Just being represented isn’t the whole issue. Being represented as a stereotype is another problem.
“For awhile, the black female was like the loud, ghetto friend, but nowadays she’s the smart one. The pretty one. The nice one. The popular one. I can relate to that,” Caley said. “Not saying I’m smart or pretty or popular, but it’s nice to see something other than the ratchet, I had a baby at 16 and am still living with my mom working a minimum wage job.”
The way a character acts on screen can give viewers expectations on how people in real life are supposed to act.
“People are watching these movies and movies have stereotypes. Like I was saying about the ratchet, loud, black friend, people expect you to act that way and when you don’t, they don’t get it,” Caley said. “I hear it all the time. People tell me, ‘you act white. Your voice is too proper.’”
The use of these stereotypes have encouraged those who are being misrepresented to change the way they act.
“In movies they use stereotypes as jokes and I don’t want to act like a joke because people are going to laugh at me just like they did the movies. And if they do laugh at me, of course, it’s going to lower my self-esteem,” senior Anthony Mejia said. “Movies, they either try to tell you that this is what you should do, or since people do it already we should make it known

However, everyone is affected by these stereotypes.
“Movies tend to romanticize things. All ethnicities, even white people, I don’t think they’re accurately represented because there’s only a few characters in a movie. They may represent a few key emotions, but I don’t think they can represent everyone possible because everyone’s different,” Selena said. “In my ethnicity there’s a ton of different people. You can’t categorize Asians. You can’t categorize everyone.”
Even when there is diversity in entertainment media, some students feel like the casting can be forced.
“They [movie producers] do make more movies using who the media says they should use,” Anthony said. “I see that they want to make everyone happy, but then it just gets to the point when it doesn’t make an actual good movie. They’re just looking for what they think should be made, it just has no story or sometimes purpose.”

For some students, the stereotypes are more than jokes that warrant a few laughs. Instead, they end up being labels for who they are supposed to be.

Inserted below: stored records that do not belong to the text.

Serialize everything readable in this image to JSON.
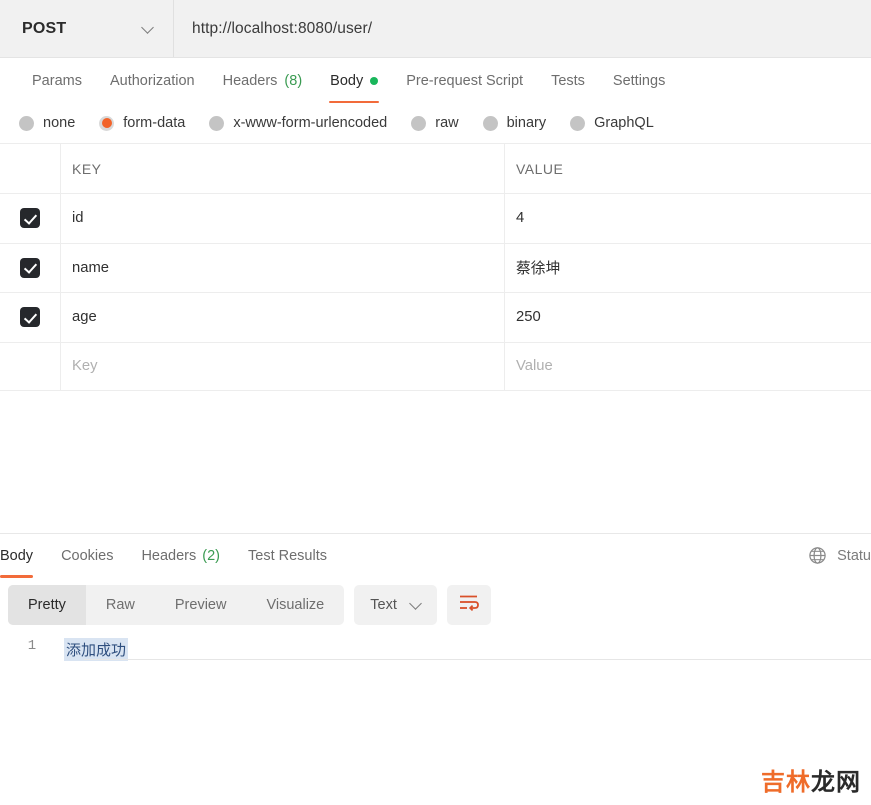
{
  "request": {
    "method": "POST",
    "url": "http://localhost:8080/user/",
    "method_chevron_icon": "chevron-down-icon",
    "tabs": [
      {
        "label": "Params",
        "count": "",
        "active": false,
        "dot": false
      },
      {
        "label": "Authorization",
        "count": "",
        "active": false,
        "dot": false
      },
      {
        "label": "Headers",
        "count": "(8)",
        "active": false,
        "dot": false
      },
      {
        "label": "Body",
        "count": "",
        "active": true,
        "dot": true
      },
      {
        "label": "Pre-request Script",
        "count": "",
        "active": false,
        "dot": false
      },
      {
        "label": "Tests",
        "count": "",
        "active": false,
        "dot": false
      },
      {
        "label": "Settings",
        "count": "",
        "active": false,
        "dot": false
      }
    ],
    "body_types": [
      {
        "label": "none",
        "selected": false
      },
      {
        "label": "form-data",
        "selected": true
      },
      {
        "label": "x-www-form-urlencoded",
        "selected": false
      },
      {
        "label": "raw",
        "selected": false
      },
      {
        "label": "binary",
        "selected": false
      },
      {
        "label": "GraphQL",
        "selected": false
      }
    ],
    "table": {
      "headers": {
        "key": "KEY",
        "value": "VALUE"
      },
      "rows": [
        {
          "checked": true,
          "key": "id",
          "value": "4"
        },
        {
          "checked": true,
          "key": "name",
          "value": "蔡徐坤"
        },
        {
          "checked": true,
          "key": "age",
          "value": "250"
        }
      ],
      "placeholder_row": {
        "key": "Key",
        "value": "Value"
      }
    }
  },
  "response": {
    "tabs": [
      {
        "label": "Body",
        "count": "",
        "active": true
      },
      {
        "label": "Cookies",
        "count": "",
        "active": false
      },
      {
        "label": "Headers",
        "count": "(2)",
        "active": false
      },
      {
        "label": "Test Results",
        "count": "",
        "active": false
      }
    ],
    "status": {
      "icon": "globe-icon",
      "label": "Statu"
    },
    "viewer": {
      "modes": [
        {
          "label": "Pretty",
          "active": true
        },
        {
          "label": "Raw",
          "active": false
        },
        {
          "label": "Preview",
          "active": false
        },
        {
          "label": "Visualize",
          "active": false
        }
      ],
      "language": "Text",
      "language_chevron_icon": "chevron-down-icon",
      "wrap_icon": "word-wrap-icon"
    },
    "body": {
      "line_number": "1",
      "content": "添加成功"
    }
  },
  "watermark": {
    "part1": "吉林",
    "part2": "龙网"
  },
  "colors": {
    "accent_orange": "#f26b3a",
    "green": "#3a9b52",
    "dot_green": "#19b65b",
    "radio_selected": "#f2632a",
    "checkbox_dark": "#26282c",
    "selection_blue": "#d9e4f2"
  }
}
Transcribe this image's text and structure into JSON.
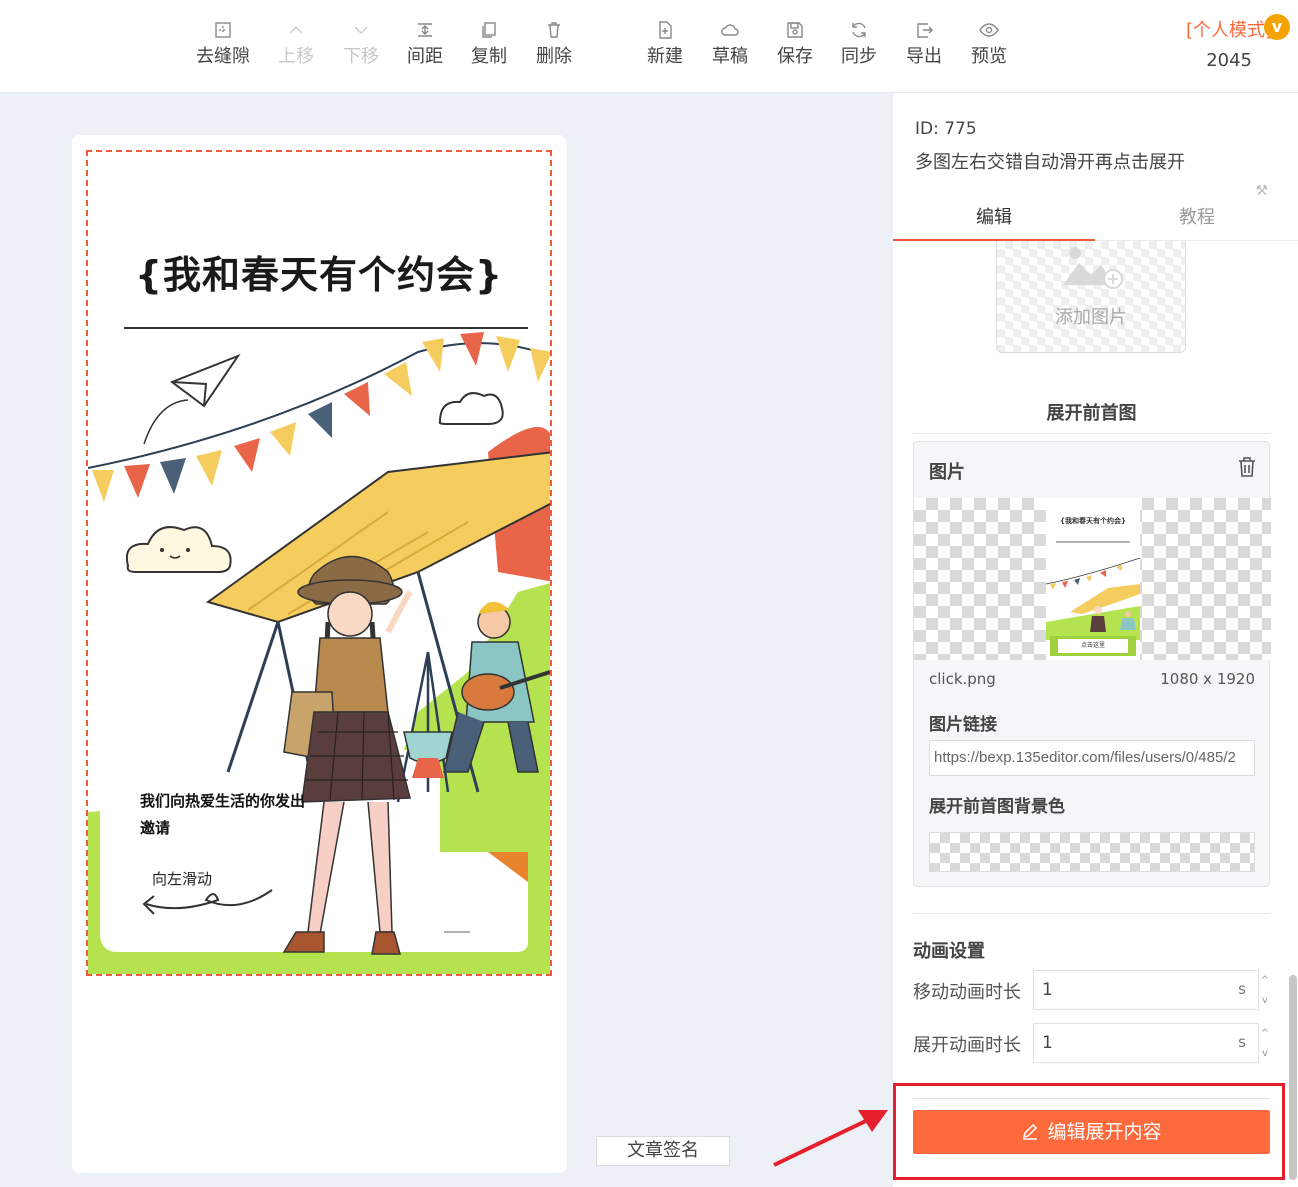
{
  "toolbar": {
    "items": [
      {
        "label": "去缝隙",
        "icon": "remove-gap-icon"
      },
      {
        "label": "上移",
        "icon": "chevron-up-icon",
        "disabled": true
      },
      {
        "label": "下移",
        "icon": "chevron-down-icon",
        "disabled": true
      },
      {
        "label": "间距",
        "icon": "spacing-icon"
      },
      {
        "label": "复制",
        "icon": "copy-icon"
      },
      {
        "label": "删除",
        "icon": "trash-icon"
      },
      {
        "label": "新建",
        "icon": "new-file-icon"
      },
      {
        "label": "草稿",
        "icon": "cloud-icon"
      },
      {
        "label": "保存",
        "icon": "save-icon"
      },
      {
        "label": "同步",
        "icon": "sync-icon"
      },
      {
        "label": "导出",
        "icon": "export-icon"
      },
      {
        "label": "预览",
        "icon": "eye-icon"
      }
    ],
    "mode_label": "[个人模式]",
    "mode_badge": "v",
    "mode_number": "2045"
  },
  "poster": {
    "title": "{我和春天有个约会}",
    "invite_text": "我们向热爱生活的你发出邀请",
    "swipe_hint": "向左滑动"
  },
  "canvas": {
    "signature_button": "文章签名"
  },
  "panel": {
    "id_label": "ID: 775",
    "template_name": "多图左右交错自动滑开再点击展开",
    "tabs": [
      {
        "label": "编辑",
        "active": true
      },
      {
        "label": "教程",
        "active": false
      }
    ],
    "add_image_label": "添加图片",
    "section_before_title": "展开前首图",
    "image_card": {
      "header": "图片",
      "thumb_title": "{我和春天有个约会}",
      "thumb_button": "点击这里",
      "file_name": "click.png",
      "file_size": "1080 x 1920",
      "link_label": "图片链接",
      "link_value": "https://bexp.135editor.com/files/users/0/485/2",
      "bg_label": "展开前首图背景色"
    },
    "animation": {
      "title": "动画设置",
      "move_label": "移动动画时长",
      "move_value": "1",
      "expand_label": "展开动画时长",
      "expand_value": "1",
      "unit": "s"
    },
    "edit_button": "编辑展开内容"
  },
  "colors": {
    "accent": "#ff6a3d",
    "highlight": "#e51f2b",
    "poster_green": "#b5e24f",
    "poster_yellow": "#f5cd5e"
  }
}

“Not many people talk about the Mexican culture. They think they know what we’re about and then they make a movie about us,” Anthony said. “Since they made a movie about what they thought they know, then it just makes everyone else think they know Mexican culture.
“When people see me the first thing they have to ask is, ‘do you play soccer?’ I don’t get offended by it. I know some people who do, but it all circles back to how movies make stereotypes about you and people taking that away from the movie. Now it’s who you are.”
Instead of learning about minority groups from movies, Caley suggested looking beyond the stereotypes presented and get to know other people.
“With me being an amalgamation of different ethnicities and regions, I try to learn a little bit about each part of myself, which entails knowing a lot about different cultures,” Caley said. “I try to be friends with people who aren’t like me, so learning about myself and them gives me a leg up on knowing about different cultures. But if you don’t have any friends of different cultures or ethnic backgrounds, you can always take the decency and the time to learn about them.”
Selena doesn’t get her role models from entertainment media. She may not have a Disney princess that she can look up to, but she does have her parents. They invite other Vietnamese people around the community to retain all their traditions.
“My parents went through a lot to get to America. They were immigrants and I’m a first generation. They went through a lot of hardships to provide what I need and to have a better future,” Selena said. “I don’t need to look towards media to find my ethnicity. I can find it by myself in my family.”